But this column is not about making you as dejected today as Olson was Saturday. Rather, it's to remind you that despite Saturday's disappointment, first, Tech is still right in the thick of things for home ice, and second, Tech has already made remarkable progress this season - as evidenced by the kind of disappointment shown Saturday.
The Huskies are seventh in the WCHA standings, just a point behind this weekend's foe, North Dakota, and two behind UNO and Colorado College. Of course road series in Grand Forks and Colorado Springs don't make for an easy path to home ice, but not all is lost.
In fact, consider that Tech is mathematically eliminated from any chance of finishing last (where it's finished three years in a row), and has less than a 3 percent chance of finishing in the bottom three (according to playoffstatus.com/wchahockey/wchastandings.html).
The Huskies know what they have to do, and it starts with forgetting about last weekend, then:
"We have to go back to work. There's a lot of hockey to be played. I really like our team. ... There's a lot of good things going on in that locker room, and I believe in them. We're just going to have to learn from this series," Tech coach Mel Pearson said after Saturday's game. "It was a good test for us. You find out how you have to play, especially down the stretch, and I think that will really help us moving forward, playing a team like UNO.
"We can play with teams like this, and (our players) should get some confidence out of this," he said.
...or out of the fact that they're even still fighting to do something they've only done once in my lifetime: earn home ice in the WCHA playoffs for the first time since 1993.

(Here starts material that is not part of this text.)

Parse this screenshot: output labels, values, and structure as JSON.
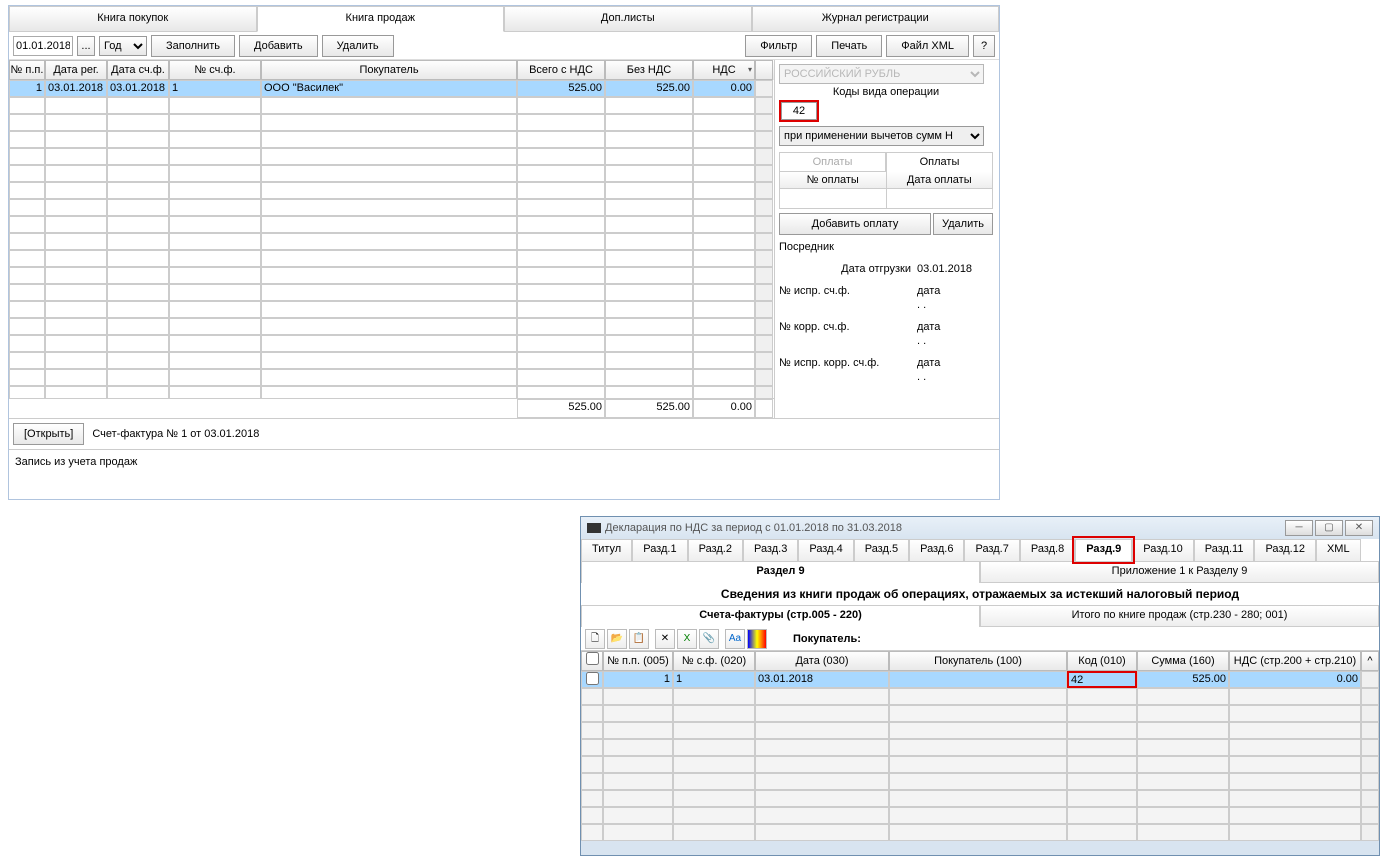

Stephen Anderson can be reached at email@example.com. Follow him on Twitter at twitter.com/steander.